Of ThinkPads and MacBooks
Since 2009 I was a Mac user. I was working with iOS development, and it made sense to have a MacBook for the SDK. I was curious too, because I've been using Linux distros (Debian, then Ubuntu, then Gentoo when Ubuntu was getting too heavy for my old laptop) for some time and was a bit tired of making everything work. Losing control was discomfortable at first, but so many things working out of the box (like sleep and hibernation!) was worth it. And Mac apps were much more polished (oh, Garageband).
When I arrived at INPE I got a Linux workstation, the mighty Papera (all the computers there have Tupi names, Tupi being a language spoken by native indians here in Brazil). And I tested some new things, like using Awesome1 as a window manager, and love it. But it lasted just for some months, because the machines were swapped for some iMacs and Papera was assigned for other person. I missed a tiling manager, but I also found Homebrew2 and it helped a lot setting up a dev environment in OSX (I know macports and fink existed, but writing a Homebrew formula is pretty easy, I even contributed one back), so no big problems in the transition.
But after some time I was getting uneasy. New OSX versions seemed to remove features instead of adding then (sigh, matrix-organized Spaces...). Lack of expansibility on new laptops (despite MacBook Air being an awesome computer) was pushing me back too, because a maxed one would cost way more than I was willing to pay. And I was spending most of my time in SSH sessions to other computers or using web apps, so why not go back to Linux?
At the end of 2012 I bought a used ThinkPad X220 with the dock and everything. When I was younger I always liked the visual, with its black and red look, and the durability (MacBooks are pretty, but they are easy to scratch and bend). And the X220 was cheap and in perfect state, and with a small upgrade when I went to PyCon (ahem, 16 GB RAM and a 128 GB SSD) it is a BEAST now. And all these benefits too:
I have Awesome again!
Updated packages thanks to pacman (I installed Arch Linux and I'm loving it)
When I need a new package it is as easy to write a PKGBUILD file as it was to write a Homebrew formula. I wrote some Debian packages in the past and they worked, but there were so many rules and parts that I don't think I want to write one again. I recognize that a lot of the rules and parts make sense with a project as big as Debian (and Ubuntu and everyone else), but it could be simpler.

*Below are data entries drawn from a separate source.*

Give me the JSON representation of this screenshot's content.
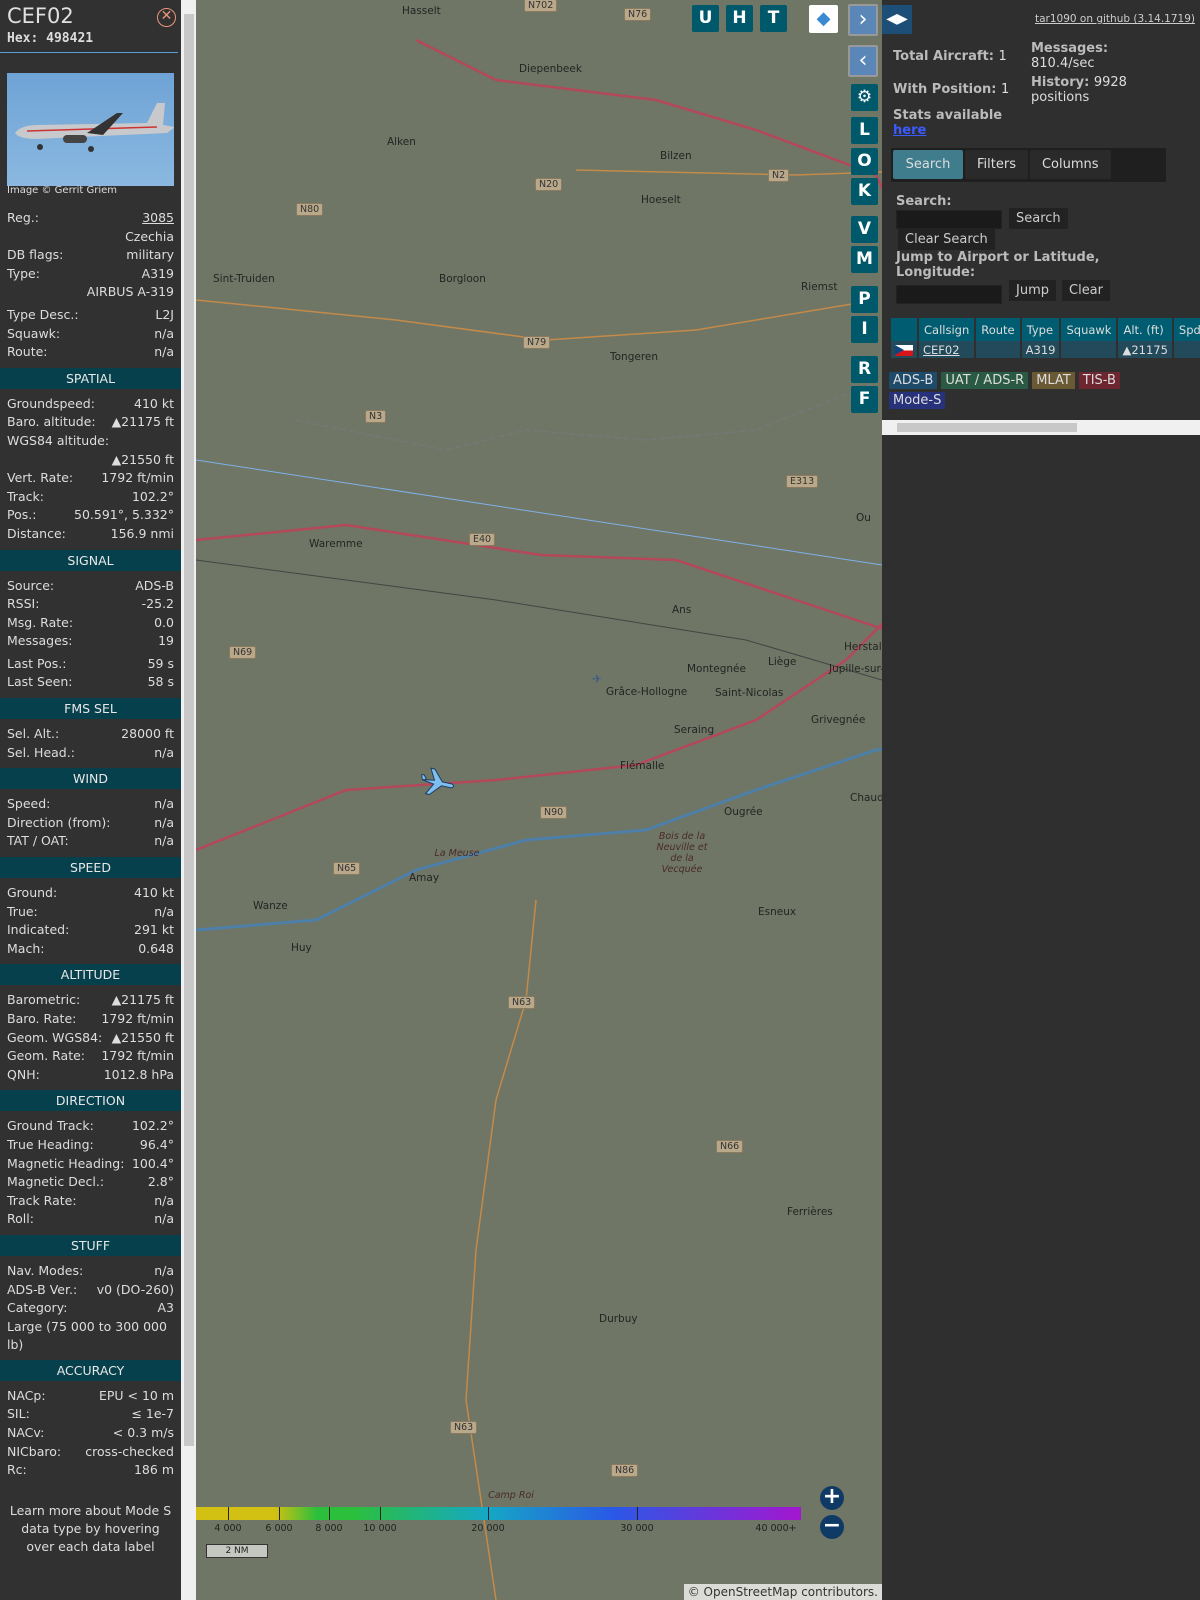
{
  "aircraft": {
    "callsign": "CEF02",
    "hex": "Hex: 498421",
    "photo_credit": "Image © Gerrit Griem"
  },
  "details": [
    {
      "l": "Reg.:",
      "v": "3085",
      "link": true
    },
    {
      "l": "",
      "v": "Czechia"
    },
    {
      "l": "DB flags:",
      "v": "military"
    },
    {
      "l": "Type:",
      "v": "A319"
    },
    {
      "l": "",
      "v": "AIRBUS A-319"
    },
    {
      "l": "Type Desc.:",
      "v": "L2J",
      "gap": true
    },
    {
      "l": "Squawk:",
      "v": "n/a"
    },
    {
      "l": "Route:",
      "v": "n/a"
    }
  ],
  "sections": [
    {
      "title": "SPATIAL",
      "rows": [
        {
          "l": "Groundspeed:",
          "v": "410 kt"
        },
        {
          "l": "Baro. altitude:",
          "v": "▲21175 ft"
        },
        {
          "l": "WGS84 altitude:",
          "v": ""
        },
        {
          "l": "",
          "v": "▲21550 ft"
        },
        {
          "l": "Vert. Rate:",
          "v": "1792 ft/min"
        },
        {
          "l": "Track:",
          "v": "102.2°"
        },
        {
          "l": "Pos.:",
          "v": "50.591°, 5.332°"
        },
        {
          "l": "Distance:",
          "v": "156.9 nmi"
        }
      ]
    },
    {
      "title": "SIGNAL",
      "rows": [
        {
          "l": "Source:",
          "v": "ADS-B"
        },
        {
          "l": "RSSI:",
          "v": "-25.2"
        },
        {
          "l": "Msg. Rate:",
          "v": "0.0"
        },
        {
          "l": "Messages:",
          "v": "19"
        },
        {
          "l": "Last Pos.:",
          "v": "59 s",
          "gap": true
        },
        {
          "l": "Last Seen:",
          "v": "58 s"
        }
      ]
    },
    {
      "title": "FMS SEL",
      "rows": [
        {
          "l": "Sel. Alt.:",
          "v": "28000 ft"
        },
        {
          "l": "Sel. Head.:",
          "v": "n/a"
        }
      ]
    },
    {
      "title": "WIND",
      "rows": [
        {
          "l": "Speed:",
          "v": "n/a"
        },
        {
          "l": "Direction (from):",
          "v": "n/a"
        },
        {
          "l": "TAT / OAT:",
          "v": "n/a"
        }
      ]
    },
    {
      "title": "SPEED",
      "rows": [
        {
          "l": "Ground:",
          "v": "410 kt"
        },
        {
          "l": "True:",
          "v": "n/a"
        },
        {
          "l": "Indicated:",
          "v": "291 kt"
        },
        {
          "l": "Mach:",
          "v": "0.648"
        }
      ]
    },
    {
      "title": "ALTITUDE",
      "rows": [
        {
          "l": "Barometric:",
          "v": "▲21175 ft"
        },
        {
          "l": "Baro. Rate:",
          "v": "1792 ft/min"
        },
        {
          "l": "Geom. WGS84:",
          "v": "▲21550 ft"
        },
        {
          "l": "Geom. Rate:",
          "v": "1792 ft/min"
        },
        {
          "l": "QNH:",
          "v": "1012.8 hPa"
        }
      ]
    },
    {
      "title": "DIRECTION",
      "rows": [
        {
          "l": "Ground Track:",
          "v": "102.2°"
        },
        {
          "l": "True Heading:",
          "v": "96.4°"
        },
        {
          "l": "Magnetic Heading:",
          "v": "100.4°"
        },
        {
          "l": "Magnetic Decl.:",
          "v": "2.8°"
        },
        {
          "l": "Track Rate:",
          "v": "n/a"
        },
        {
          "l": "Roll:",
          "v": "n/a"
        }
      ]
    },
    {
      "title": "STUFF",
      "rows": [
        {
          "l": "Nav. Modes:",
          "v": "n/a"
        },
        {
          "l": "ADS-B Ver.:",
          "v": "v0 (DO-260)"
        },
        {
          "l": "Category:",
          "v": "A3"
        },
        {
          "l": "Large (75 000 to 300 000 lb)",
          "v": "",
          "wrap": true
        }
      ]
    },
    {
      "title": "ACCURACY",
      "rows": [
        {
          "l": "NACp:",
          "v": "EPU < 10 m"
        },
        {
          "l": "SIL:",
          "v": "≤ 1e-7"
        },
        {
          "l": "NACv:",
          "v": "< 0.3 m/s"
        },
        {
          "l": "NICbaro:",
          "v": "cross-checked"
        },
        {
          "l": "Rc:",
          "v": "186 m"
        }
      ]
    }
  ],
  "footer_note": "Learn more about Mode S data type by hovering over each data label",
  "map": {
    "top_buttons": [
      "U",
      "H",
      "T"
    ],
    "side_buttons": [
      "L",
      "O",
      "K",
      "V",
      "M",
      "P",
      "I",
      "R",
      "F"
    ],
    "places": [
      [
        "Hasselt",
        422,
        12
      ],
      [
        "Diepenbeek",
        539,
        70
      ],
      [
        "Alken",
        407,
        143
      ],
      [
        "Bilzen",
        680,
        157
      ],
      [
        "Hoeselt",
        661,
        201
      ],
      [
        "Sint-Truiden",
        233,
        280
      ],
      [
        "Borgloon",
        459,
        280
      ],
      [
        "Riemst",
        821,
        288
      ],
      [
        "Tongeren",
        630,
        358
      ],
      [
        "Waremme",
        329,
        545
      ],
      [
        "Ans",
        692,
        611
      ],
      [
        "Herstal",
        864,
        648
      ],
      [
        "Montegnée",
        707,
        670
      ],
      [
        "Liège",
        788,
        663
      ],
      [
        "Jupille-sur-M",
        849,
        670
      ],
      [
        "Grâce-Hollogne",
        626,
        693
      ],
      [
        "Saint-Nicolas",
        735,
        694
      ],
      [
        "Seraing",
        694,
        731
      ],
      [
        "Grivegnée",
        831,
        721
      ],
      [
        "Flémalle",
        640,
        767
      ],
      [
        "Ougrée",
        744,
        813
      ],
      [
        "Chaud",
        870,
        799
      ],
      [
        "Ou",
        876,
        519
      ],
      [
        "Amay",
        429,
        879
      ],
      [
        "Wanze",
        273,
        907
      ],
      [
        "Esneux",
        778,
        913
      ],
      [
        "Huy",
        311,
        949
      ],
      [
        "Ferrières",
        807,
        1213
      ],
      [
        "Durbuy",
        619,
        1320
      ]
    ],
    "roads": [
      [
        "N702",
        536,
        6
      ],
      [
        "N76",
        636,
        15
      ],
      [
        "N20",
        547,
        185
      ],
      [
        "N2",
        780,
        176
      ],
      [
        "N80",
        308,
        210
      ],
      [
        "N79",
        535,
        343
      ],
      [
        "N3",
        377,
        417
      ],
      [
        "E313",
        798,
        482
      ],
      [
        "E40",
        481,
        540
      ],
      [
        "N69",
        241,
        653
      ],
      [
        "N90",
        552,
        813
      ],
      [
        "N65",
        345,
        869
      ],
      [
        "N63",
        520,
        1003
      ],
      [
        "N66",
        728,
        1147
      ],
      [
        "N63",
        462,
        1428
      ],
      [
        "N86",
        623,
        1471
      ]
    ],
    "italic": [
      [
        "La Meuse",
        457,
        855
      ],
      [
        "Bois de la Neuville et de la Vecquée",
        682,
        838
      ],
      [
        "Camp Roi",
        511,
        1497
      ]
    ],
    "altitude_ticks": [
      "4 000",
      "6 000",
      "8 000",
      "10 000",
      "20 000",
      "30 000",
      "40 000+"
    ],
    "scale": "2 NM",
    "attribution": "© OpenStreetMap contributors."
  },
  "panel": {
    "github": "tar1090 on github (3.14.1719)",
    "total_label": "Total Aircraft:",
    "total": "1",
    "pos_label": "With Position:",
    "pos": "1",
    "msg_label": "Messages:",
    "msg": "810.4/sec",
    "hist_label": "History:",
    "hist": "9928 positions",
    "stats_label": "Stats available",
    "stats_link": "here",
    "tabs": [
      "Search",
      "Filters",
      "Columns"
    ],
    "search_label": "Search:",
    "search_btn": "Search",
    "clear_search": "Clear Search",
    "jump_label": "Jump to Airport or Latitude, Longitude:",
    "jump_btn": "Jump",
    "clear_btn": "Clear",
    "columns": [
      "",
      "Callsign",
      "Route",
      "Type",
      "Squawk",
      "Alt. (ft)",
      "Spd"
    ],
    "rows": [
      {
        "callsign": "CEF02",
        "route": "",
        "type": "A319",
        "squawk": "",
        "alt": "▲21175",
        "spd": ""
      }
    ],
    "legend": [
      {
        "t": "ADS-B",
        "c": "#1f4b6b"
      },
      {
        "t": "UAT / ADS-R",
        "c": "#2b5a44"
      },
      {
        "t": "MLAT",
        "c": "#6a5a34"
      },
      {
        "t": "TIS-B",
        "c": "#6e2630"
      },
      {
        "t": "Mode-S",
        "c": "#27327a"
      }
    ]
  }
}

Sleep works! Hibernation works! Except when it doesn't because your EFI is half full after the kernel wrote some stacktraces and the chip refuses to wake up.

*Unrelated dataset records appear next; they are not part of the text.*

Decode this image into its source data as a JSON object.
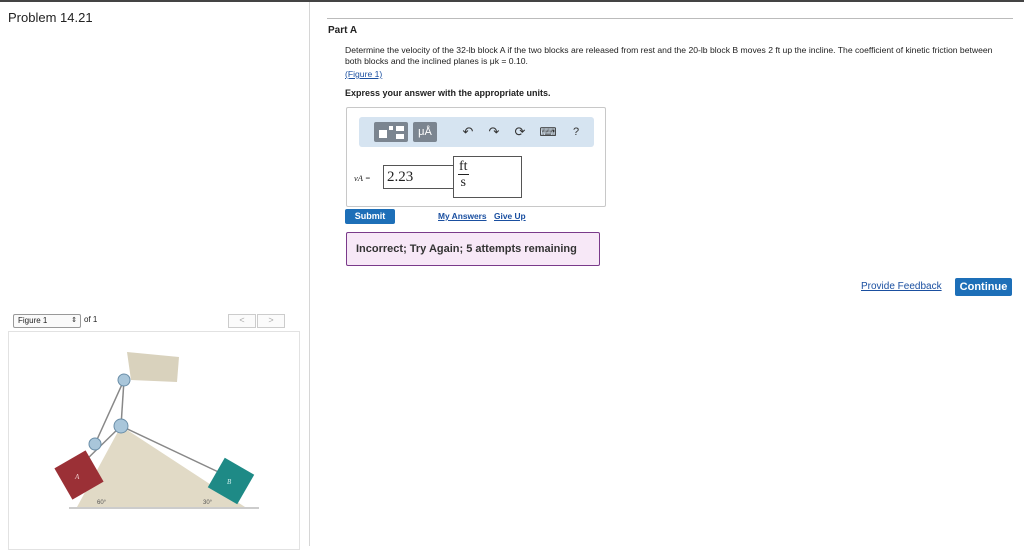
{
  "problem": {
    "title": "Problem 14.21"
  },
  "figure_nav": {
    "selected": "Figure 1",
    "of_label": "of 1",
    "prev": "<",
    "next": ">"
  },
  "figure": {
    "block_a": "A",
    "block_b": "B",
    "angle_left": "60°",
    "angle_right": "30°",
    "colors": {
      "block_a": "#9b3036",
      "block_b": "#1e8a86",
      "incline": "#d9d2bd"
    }
  },
  "part": {
    "label": "Part A",
    "question": "Determine the velocity of the 32-lb block A if the two blocks are released from rest and the 20-lb block B moves 2 ft up the incline. The coefficient of kinetic friction between both blocks and the inclined planes is μk = 0.10.",
    "figure_link": "(Figure 1)",
    "instruction": "Express your answer with the appropriate units."
  },
  "toolbar": {
    "mu_label": "μÅ",
    "undo": "↶",
    "redo": "↷",
    "reset": "⟳",
    "keyboard": "⌨",
    "help": "?"
  },
  "answer": {
    "variable": "vA =",
    "value": "2.23",
    "unit_num": "ft",
    "unit_den": "s"
  },
  "actions": {
    "submit": "Submit",
    "my_answers": "My Answers",
    "give_up": "Give Up"
  },
  "feedback_msg": "Incorrect; Try Again; 5 attempts remaining",
  "footer": {
    "provide_feedback": "Provide Feedback",
    "continue": "Continue"
  }
}
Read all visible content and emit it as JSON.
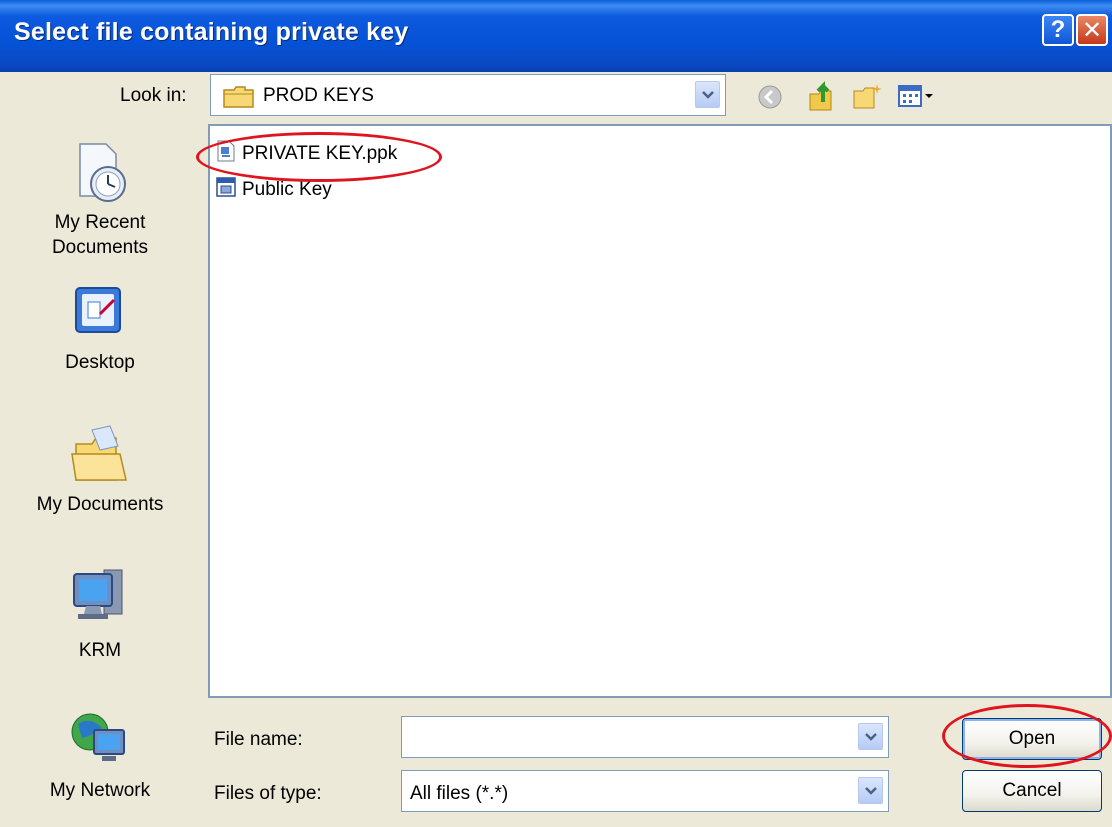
{
  "window": {
    "title": "Select file containing private key",
    "help_label": "?",
    "close_label": "✕"
  },
  "toolbar": {
    "lookin_label": "Look in:",
    "lookin_value": "PROD KEYS"
  },
  "places": [
    {
      "label1": "My Recent",
      "label2": "Documents"
    },
    {
      "label1": "Desktop"
    },
    {
      "label1": "My Documents"
    },
    {
      "label1": "KRM"
    },
    {
      "label1": "My Network"
    }
  ],
  "files": [
    {
      "name": "PRIVATE KEY.ppk"
    },
    {
      "name": "Public Key"
    }
  ],
  "form": {
    "filename_label": "File name:",
    "filename_value": "",
    "filetype_label": "Files of type:",
    "filetype_value": "All files (*.*)"
  },
  "buttons": {
    "open": "Open",
    "cancel": "Cancel"
  },
  "colors": {
    "titlebar": "#0552d6",
    "dialog_bg": "#ece9d8",
    "callout": "#e0141e"
  }
}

It isn't for those faint of heart, but I'm happy to be back =]